** DATASET ENTRIES follows **
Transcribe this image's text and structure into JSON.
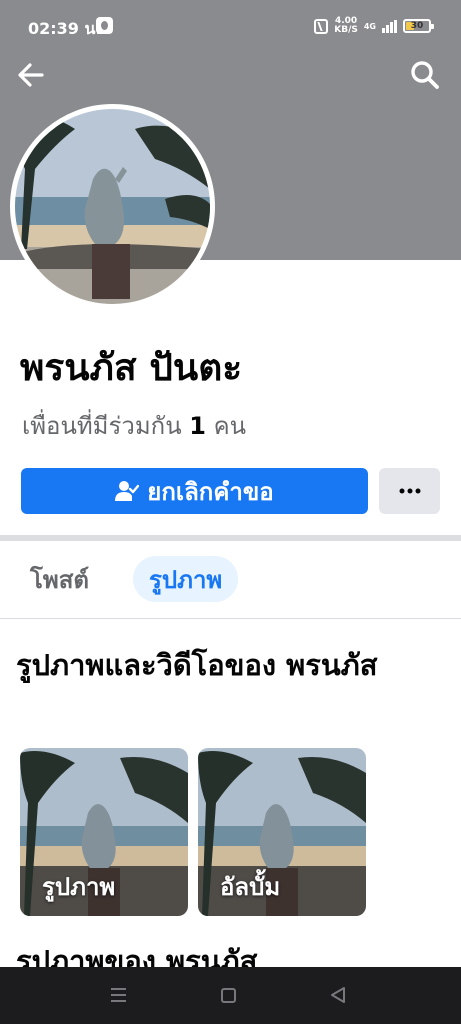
{
  "status_bar": {
    "time": "02:39 น.",
    "net_speed_top": "4.00",
    "net_speed_bottom": "KB/S",
    "network": "4G",
    "battery": "30"
  },
  "header": {
    "back_icon": "arrow-left-icon",
    "search_icon": "search-icon"
  },
  "profile": {
    "name": "พรนภัส ปันตะ",
    "mutual_prefix": "เพื่อนที่มีร่วมกัน",
    "mutual_count": "1",
    "mutual_suffix": "คน"
  },
  "actions": {
    "cancel_request_label": "ยกเลิกคำขอ",
    "cancel_request_icon": "person-check-icon",
    "more_icon": "more-dots-icon"
  },
  "tabs": [
    {
      "label": "โพสต์",
      "active": false
    },
    {
      "label": "รูปภาพ",
      "active": true
    }
  ],
  "photos_section": {
    "title": "รูปภาพและวิดีโอของ พรนภัส",
    "albums": [
      {
        "label": "รูปภาพ"
      },
      {
        "label": "อัลบั้ม"
      }
    ]
  },
  "photos_of_section": {
    "title": "รูปภาพของ พรนภัส"
  },
  "colors": {
    "accent": "#1877f2",
    "accent_light": "#e7f3ff",
    "cover": "#8a8b8e",
    "secondary_text": "#65676b",
    "nav_bar": "#1c1c1e"
  }
}
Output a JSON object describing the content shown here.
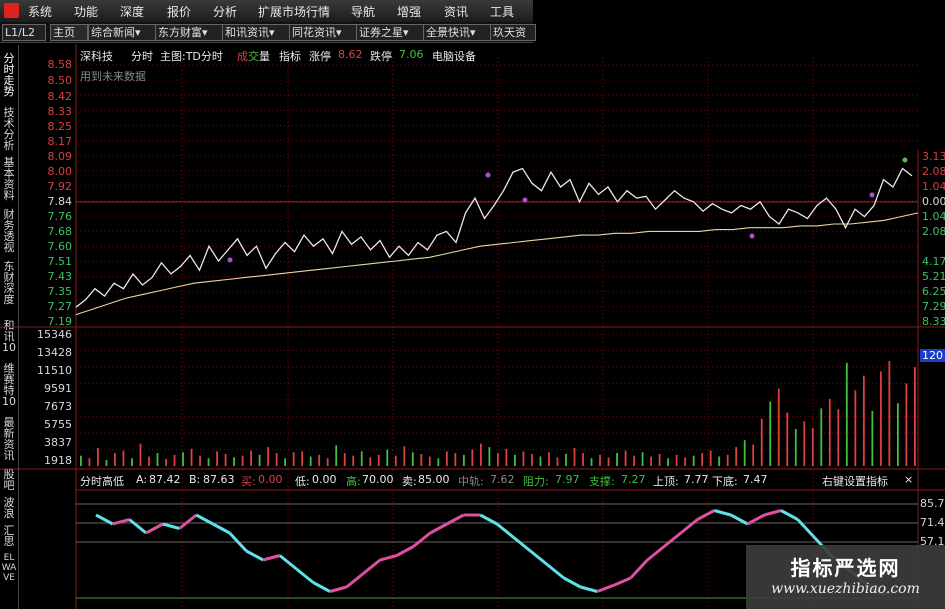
{
  "menu": {
    "items": [
      "系统",
      "功能",
      "深度",
      "报价",
      "分析",
      "扩展市场行情",
      "导航",
      "增强",
      "资讯",
      "工具"
    ],
    "colors": {
      "bg": "#2a2a2a",
      "text": "#e8e8e8",
      "logo": "#d22222"
    }
  },
  "tabs": {
    "pager": "L1/L2",
    "home": "主页",
    "items": [
      "综合新闻▾",
      "东方财富▾",
      "和讯资讯▾",
      "同花资讯▾",
      "证券之星▾",
      "全景快讯▾",
      "玖天资"
    ]
  },
  "sidebar": {
    "tabs": [
      "分时走势",
      "技术分析",
      "基本资料",
      "财务透视",
      "东财深度",
      "和讯10",
      "维赛特10",
      "最新资讯",
      "股吧",
      "波浪",
      "汇思",
      "ELWAVE"
    ]
  },
  "header": {
    "stock": "深科技",
    "mode": "分时",
    "main_label": "主图:TD分时",
    "vol_a": "成",
    "vol_b": "交",
    "vol_c": "量",
    "indicator": "指标",
    "limit_up_label": "涨停",
    "limit_up_value": "8.62",
    "limit_down_label": "跌停",
    "limit_down_value": "7.06",
    "sector": "电脑设备",
    "note": "用到未来数据"
  },
  "price_axis": {
    "left": [
      "8.58",
      "8.50",
      "8.42",
      "8.33",
      "8.25",
      "8.17",
      "8.09",
      "8.00",
      "7.92",
      "7.84",
      "7.76",
      "7.68",
      "7.60",
      "7.51",
      "7.43",
      "7.35",
      "7.27",
      "7.19"
    ],
    "right": [
      "3.13",
      "2.08",
      "1.04",
      "0.00",
      "1.04",
      "2.08",
      "4.17",
      "5.21",
      "6.25",
      "7.29",
      "8.33"
    ]
  },
  "volume_axis": {
    "left": [
      "15346",
      "13428",
      "11510",
      "9591",
      "7673",
      "5755",
      "3837",
      "1918"
    ],
    "right_current": "120"
  },
  "indicator_panel": {
    "name": "分时高低",
    "a_label": "A:",
    "a_value": "87.42",
    "b_label": "B:",
    "b_value": "87.63",
    "buy_label": "买:",
    "buy_value": "0.00",
    "low_label": "低:",
    "low_value": "0.00",
    "high_label": "高:",
    "high_value": "70.00",
    "sell_label": "卖:",
    "sell_value": "85.00",
    "mid_label": "中轨:",
    "mid_value": "7.62",
    "res_label": "阻力:",
    "res_value": "7.97",
    "sup_label": "支撑:",
    "sup_value": "7.27",
    "top_label": "上顶:",
    "top_value": "7.77",
    "bottom_label": "下底:",
    "bottom_value": "7.47",
    "settings": "右键设置指标",
    "close": "×",
    "right_axis": [
      "85.7",
      "71.4",
      "57.1"
    ]
  },
  "chart_data": {
    "type": "line",
    "price_line": [
      7.27,
      7.31,
      7.37,
      7.33,
      7.4,
      7.37,
      7.45,
      7.39,
      7.43,
      7.51,
      7.45,
      7.49,
      7.55,
      7.47,
      7.6,
      7.52,
      7.58,
      7.64,
      7.55,
      7.6,
      7.48,
      7.56,
      7.62,
      7.57,
      7.66,
      7.6,
      7.64,
      7.56,
      7.68,
      7.61,
      7.65,
      7.58,
      7.63,
      7.54,
      7.6,
      7.55,
      7.62,
      7.58,
      7.66,
      7.68,
      7.62,
      7.78,
      7.86,
      7.75,
      7.82,
      7.9,
      8.0,
      8.02,
      7.94,
      7.9,
      8.0,
      7.92,
      7.96,
      7.84,
      7.94,
      7.88,
      7.92,
      7.84,
      7.9,
      7.86,
      7.87,
      7.8,
      7.85,
      7.9,
      7.86,
      7.84,
      7.79,
      7.83,
      7.8,
      7.78,
      7.82,
      7.8,
      7.84,
      7.76,
      7.72,
      7.8,
      7.78,
      7.75,
      7.82,
      7.86,
      7.8,
      7.7,
      7.8,
      7.76,
      7.82,
      7.96,
      7.92,
      8.02,
      7.98
    ],
    "avg_line": [
      7.23,
      7.26,
      7.29,
      7.32,
      7.34,
      7.36,
      7.38,
      7.4,
      7.41,
      7.42,
      7.43,
      7.44,
      7.45,
      7.46,
      7.47,
      7.48,
      7.49,
      7.5,
      7.51,
      7.52,
      7.53,
      7.54,
      7.56,
      7.58,
      7.6,
      7.61,
      7.62,
      7.63,
      7.64,
      7.65,
      7.66,
      7.66,
      7.67,
      7.67,
      7.68,
      7.68,
      7.68,
      7.68,
      7.69,
      7.69,
      7.7,
      7.7,
      7.7,
      7.71,
      7.71,
      7.72,
      7.72,
      7.73,
      7.74,
      7.76,
      7.78
    ],
    "volume": [
      1200,
      900,
      2100,
      700,
      1500,
      1800,
      900,
      2600,
      1100,
      1500,
      800,
      1300,
      1600,
      2000,
      1200,
      900,
      1700,
      1400,
      1000,
      1200,
      1800,
      1300,
      2200,
      1500,
      900,
      1600,
      1700,
      1100,
      1300,
      900,
      2400,
      1500,
      1200,
      1700,
      1000,
      1300,
      1900,
      1200,
      2300,
      1600,
      1400,
      1100,
      900,
      1700,
      1500,
      1300,
      1900,
      2600,
      2200,
      1500,
      2000,
      1300,
      1700,
      1400,
      1100,
      1600,
      1000,
      1400,
      2100,
      1500,
      900,
      1300,
      1000,
      1500,
      1800,
      1200,
      1600,
      1100,
      1400,
      900,
      1300,
      1000,
      1200,
      1500,
      1800,
      1100,
      1300,
      2200,
      3000,
      2500,
      5500,
      7500,
      9000,
      6200,
      4300,
      5200,
      4400,
      6700,
      7800,
      6600,
      12000,
      8800,
      10500,
      6400,
      11000,
      12200,
      7300,
      9600,
      11500
    ],
    "ylim": [
      7.19,
      8.58
    ],
    "vol_ylim": [
      0,
      15346
    ]
  },
  "watermark": {
    "line1": "指标严选网",
    "line2": "www.xuezhibiao.com"
  }
}
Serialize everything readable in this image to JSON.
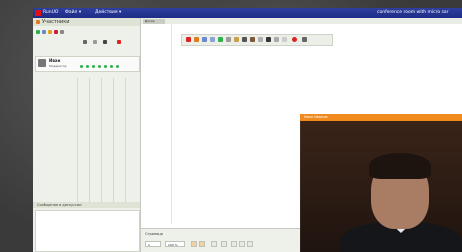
{
  "titlebar": {
    "app_name": "RunUO",
    "menu_file": "Файл ▾",
    "menu_view": "Действия ▾",
    "right_text": "conference room with micro sar"
  },
  "left_panel": {
    "title": "Участники",
    "user": {
      "name": "Иван",
      "status": "Модератор"
    },
    "chat_header": "Сообщения в дискуссии"
  },
  "workspace": {
    "tab_label": "Доска"
  },
  "bottom_bar": {
    "label": "Страница",
    "page_field": "1",
    "zoom_field": "100 %"
  },
  "video": {
    "window_title": "Иван Иванов"
  },
  "colors": {
    "titlebar": "#1d2c86",
    "accent_orange": "#f08a1c",
    "status_green": "#2db34a",
    "logo_red": "#dd1111"
  }
}
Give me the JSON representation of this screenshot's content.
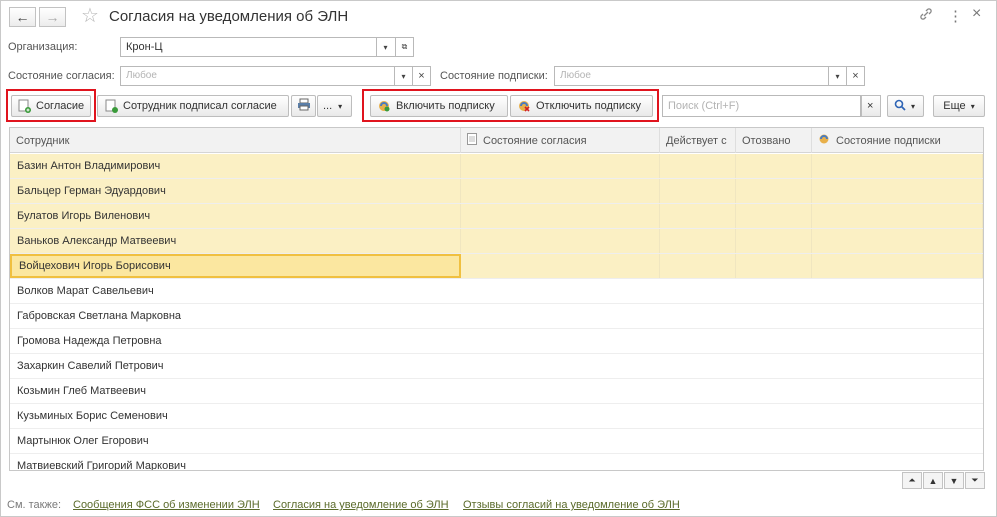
{
  "window": {
    "title": "Согласия на уведомления об ЭЛН",
    "back_icon": "←",
    "forward_icon": "→",
    "star_icon": "☆",
    "link_icon": "🔗",
    "more_icon": "⋮",
    "close_icon": "×"
  },
  "filters": {
    "organization_label": "Организация:",
    "organization_value": "Крон-Ц",
    "consent_state_label": "Состояние согласия:",
    "consent_state_placeholder": "Любое",
    "subscription_state_label": "Состояние подписки:",
    "subscription_state_placeholder": "Любое"
  },
  "toolbar": {
    "consent_label": "Согласие",
    "employee_signed_label": "Сотрудник подписал согласие",
    "more_dots": "...",
    "enable_subscription_label": "Включить подписку",
    "disable_subscription_label": "Отключить подписку",
    "search_placeholder": "Поиск (Ctrl+F)",
    "more_label": "Еще"
  },
  "table": {
    "columns": [
      "Сотрудник",
      "Состояние согласия",
      "Действует с",
      "Отозвано",
      "Состояние подписки"
    ],
    "rows": [
      {
        "name": "Базин Антон Владимирович",
        "highlighted": true
      },
      {
        "name": "Бальцер Герман Эдуардович",
        "highlighted": true
      },
      {
        "name": "Булатов Игорь Виленович",
        "highlighted": true
      },
      {
        "name": "Ваньков Александр Матвеевич",
        "highlighted": true
      },
      {
        "name": "Войцехович Игорь Борисович",
        "highlighted": true,
        "selected": true
      },
      {
        "name": "Волков Марат Савельевич",
        "highlighted": false
      },
      {
        "name": "Габровская Светлана Марковна",
        "highlighted": false
      },
      {
        "name": "Громова Надежда Петровна",
        "highlighted": false
      },
      {
        "name": "Захаркин Савелий Петрович",
        "highlighted": false
      },
      {
        "name": "Козьмин Глеб Матвеевич",
        "highlighted": false
      },
      {
        "name": "Кузьминых Борис Семенович",
        "highlighted": false
      },
      {
        "name": "Мартынюк Олег Егорович",
        "highlighted": false
      },
      {
        "name": "Матвиевский Григорий Маркович",
        "highlighted": false
      }
    ]
  },
  "footer": {
    "see_also": "См. также:",
    "links": [
      "Сообщения ФСС об изменении ЭЛН",
      "Согласия на уведомление об ЭЛН",
      "Отзывы согласий на уведомление об ЭЛН"
    ]
  },
  "colors": {
    "highlight_row": "#fbf0c4",
    "selected_cell": "#fbe7a0",
    "annotation_red": "#e0141e",
    "link": "#5a6a2a"
  }
}
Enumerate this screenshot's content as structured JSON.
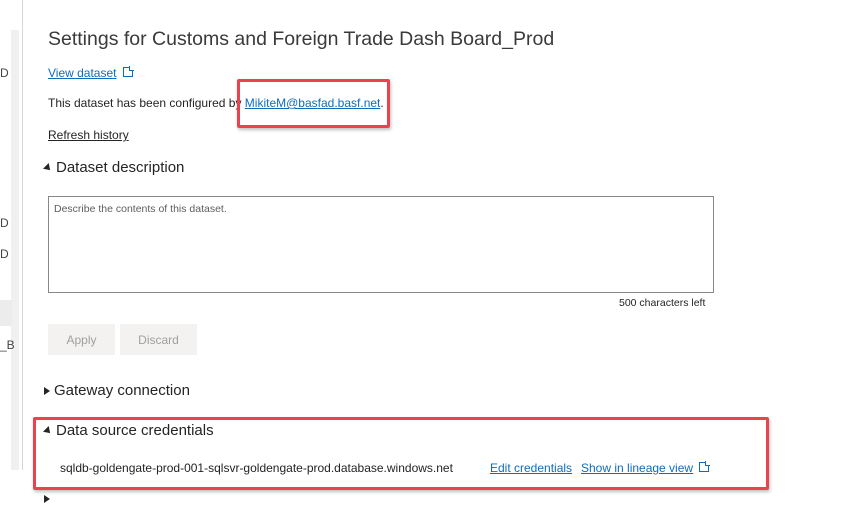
{
  "page": {
    "title": "Settings for Customs and Foreign Trade Dash Board_Prod",
    "view_dataset_label": "View dataset",
    "configured_prefix": "This dataset has been configured by ",
    "configured_email": "MikiteM@basfad.basf.net",
    "configured_suffix": ".",
    "refresh_history_label": "Refresh history"
  },
  "sidebar": {
    "fragments": [
      "D",
      "D",
      "D",
      "_B"
    ]
  },
  "dataset_description": {
    "heading": "Dataset description",
    "placeholder": "Describe the contents of this dataset.",
    "chars_left": "500 characters left",
    "apply_label": "Apply",
    "discard_label": "Discard"
  },
  "gateway_connection": {
    "heading": "Gateway connection"
  },
  "data_source_credentials": {
    "heading": "Data source credentials",
    "source": "sqldb-goldengate-prod-001-sqlsvr-goldengate-prod.database.windows.net",
    "edit_label": "Edit credentials",
    "lineage_label": "Show in lineage view"
  },
  "colors": {
    "link": "#0f6cbd",
    "highlight": "#e8444f",
    "disabled_button_bg": "#f3f2f1"
  }
}
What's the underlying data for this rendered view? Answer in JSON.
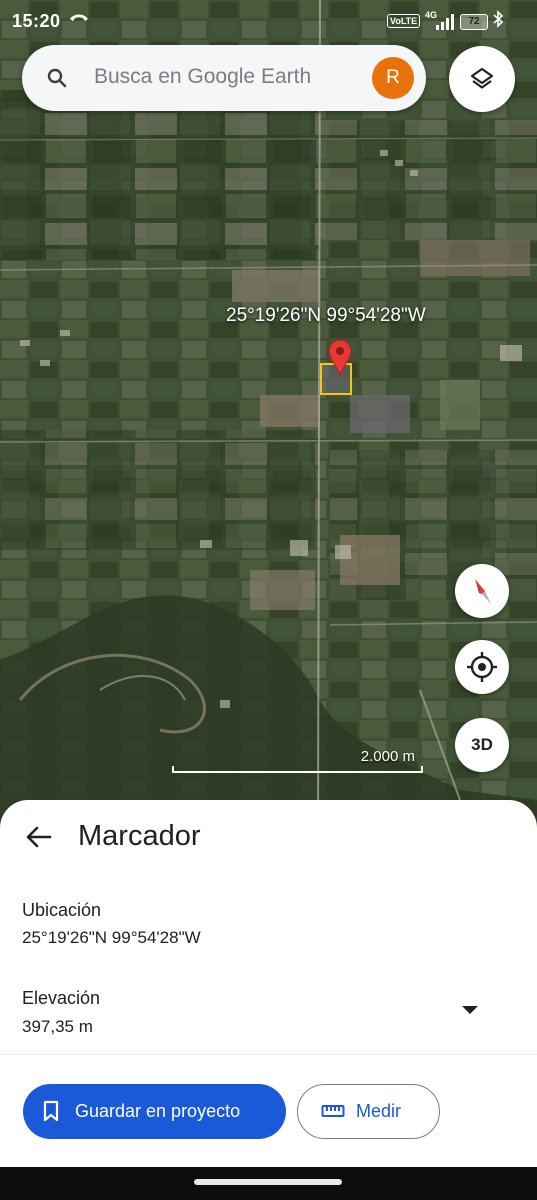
{
  "status_bar": {
    "time": "15:20",
    "call_icon": "call-icon",
    "volte": "VoLTE",
    "network": "4G",
    "battery": "72",
    "bluetooth_icon": "bluetooth-icon"
  },
  "search": {
    "placeholder": "Busca en Google Earth",
    "avatar_initial": "R"
  },
  "map": {
    "coordinate_label": "25°19'26\"N 99°54'28\"W",
    "scale_label": "2.000 m",
    "controls": {
      "layers_icon": "layers-icon",
      "compass_icon": "compass-icon",
      "locate_icon": "my-location-icon",
      "three_d_label": "3D"
    },
    "colors": {
      "pin": "#e53935",
      "parcel_outline": "#f5c518"
    }
  },
  "sheet": {
    "title": "Marcador",
    "location_label": "Ubicación",
    "location_value": "25°19'26\"N 99°54'28\"W",
    "elevation_label": "Elevación",
    "elevation_value": "397,35 m",
    "save_button": "Guardar en proyecto",
    "measure_button": "Medir",
    "accent": "#1a5ad9"
  }
}
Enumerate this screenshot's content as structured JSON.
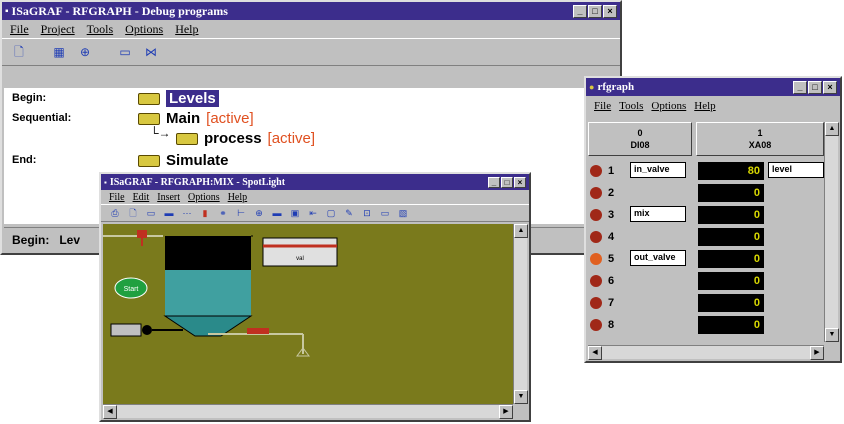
{
  "main": {
    "title": "ISaGRAF - RFGRAPH - Debug programs",
    "menu": [
      "File",
      "Project",
      "Tools",
      "Options",
      "Help"
    ],
    "rows": {
      "begin_label": "Begin:",
      "begin_step": "Levels",
      "seq_label": "Sequential:",
      "main_step": "Main",
      "main_state": "[active]",
      "process_step": "process",
      "process_state": "[active]",
      "end_label": "End:",
      "end_step": "Simulate"
    },
    "status_label": "Begin:",
    "status_text": "Lev"
  },
  "spot": {
    "title": "ISaGRAF - RFGRAPH:MIX - SpotLight",
    "menu": [
      "File",
      "Edit",
      "Insert",
      "Options",
      "Help"
    ],
    "button_label": "Start",
    "panel_label": "val"
  },
  "rf": {
    "title": "rfgraph",
    "menu": [
      "File",
      "Tools",
      "Options",
      "Help"
    ],
    "col0": {
      "num": "0",
      "name": "DI08"
    },
    "col1": {
      "num": "1",
      "name": "XA08"
    },
    "rows": [
      {
        "idx": "1",
        "label": "in_valve",
        "value": "80",
        "tag": "level"
      },
      {
        "idx": "2",
        "label": "",
        "value": "0",
        "tag": ""
      },
      {
        "idx": "3",
        "label": "mix",
        "value": "0",
        "tag": ""
      },
      {
        "idx": "4",
        "label": "",
        "value": "0",
        "tag": ""
      },
      {
        "idx": "5",
        "label": "out_valve",
        "value": "0",
        "tag": ""
      },
      {
        "idx": "6",
        "label": "",
        "value": "0",
        "tag": ""
      },
      {
        "idx": "7",
        "label": "",
        "value": "0",
        "tag": ""
      },
      {
        "idx": "8",
        "label": "",
        "value": "0",
        "tag": ""
      }
    ]
  },
  "colors": {
    "titlebar": "#3c2d8c",
    "active": "#e05020",
    "canvas": "#7a7a1c",
    "tank": "#40a0a0",
    "led": "#a02818"
  }
}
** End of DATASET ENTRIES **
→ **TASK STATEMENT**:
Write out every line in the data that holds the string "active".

→ **ANSWER SECTION**:
      "active": false
      "active": true
      "main_state": "[active]",
      "process_state": "[active]",
    "active": "#e05020",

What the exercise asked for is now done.